The report, Dialysis and kidney transplantation in Australia, states that the reasons for the increase in cases of treated ESKD are complex, and an increase in diabetes-related cases of ESKD is likely to play a large part. The report largely draws on data from the Australian and New Zealand Dialysis and Transplant (ANZDATA) registry.
‘Diabetes-related kidney damage was the leading cause of treated ESKD in 2009, accounting for 33% of new cases compared with 13% in 1991,’ said AIHW spokesperson Dr Lynelle Moon.
Another factor is progressively greater numbers of older people are being treated for ESKD—the average age of people starting kidney replacement therapy (KRT) has risen from 44 years in 1991 to 61 years in 2009.
‘Better survival for patients on KRT is a possible contributor,’ said Dr Moon.
As rates of ESKD have increased, so too have the number of kidney transplantations performed.
From 1991 to 2009, the number of transplants performed each year increased from 470 to 772, largely due to a rise in donations from living donors.
However, this rise in transplant numbers has not been able to keep up with the increasing number of ESKD patients.
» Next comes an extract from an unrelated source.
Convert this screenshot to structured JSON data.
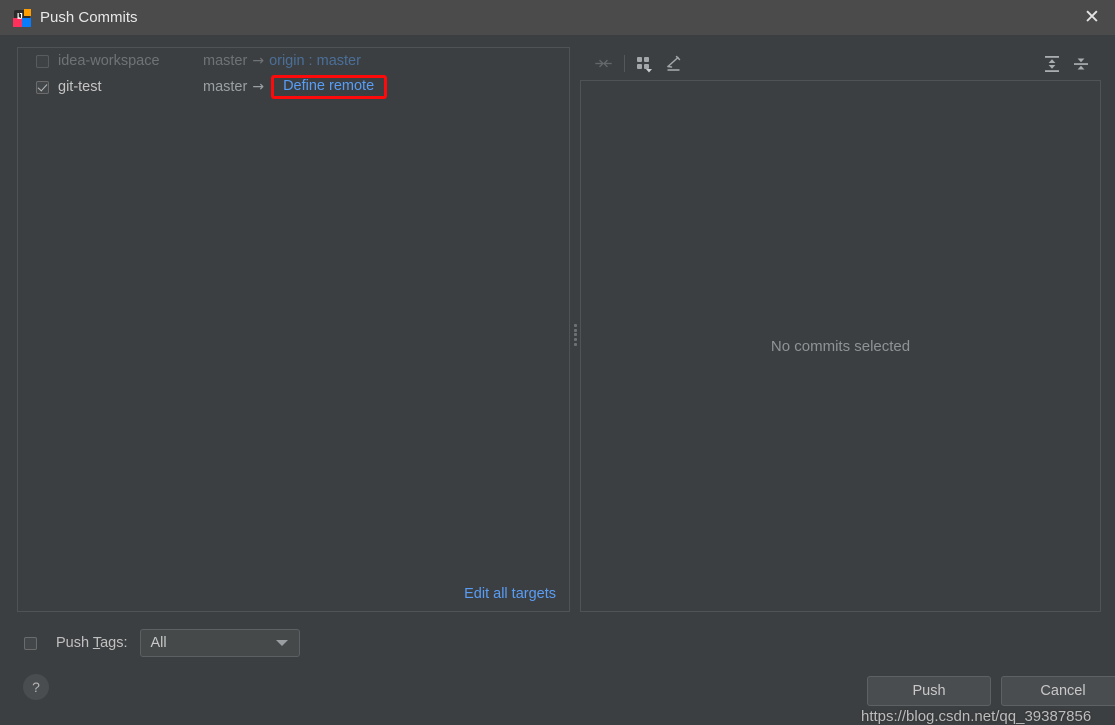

From 1991 to 2009, the proportion of treated ESKD patients with a functioning transplant decreased from 53% to 43%.
Compared to those from urban areas, treated ESKD patients in remote areas are less likely to have a functioning kidney transplant.
The number of people receiving dialysis has tripled—from 3,138 people in 1991 to 10,432 in 2009. Over this period there has also been a change in where ESKD patients are receiving dialysis, with less patients dialysing at home in 2009 compared to 1991.
The increase in the number of dialysis patients has resulted in an average increase of nearly 60,000 hospitalisations for dialysis every year from 2000–01 to 2009–10.
Dialysis treatment was the number one reason for hospitalisation in 2009-10, making up over 1.1 million hospitalisations, or 13% of the total hospitalisations for this period.
The AIHW is a major national agency set up by the Australian Government to provide reliable, regular and relevant information and statistics on Australia's health and welfare.
Canberra, 19 July 2012 2012
Further information: Dr Lynelle Moon, AIHW, tel. 02 6244 1235, mob. 0407 915 851
Full report: Dialysis and kidney transplantation in Australia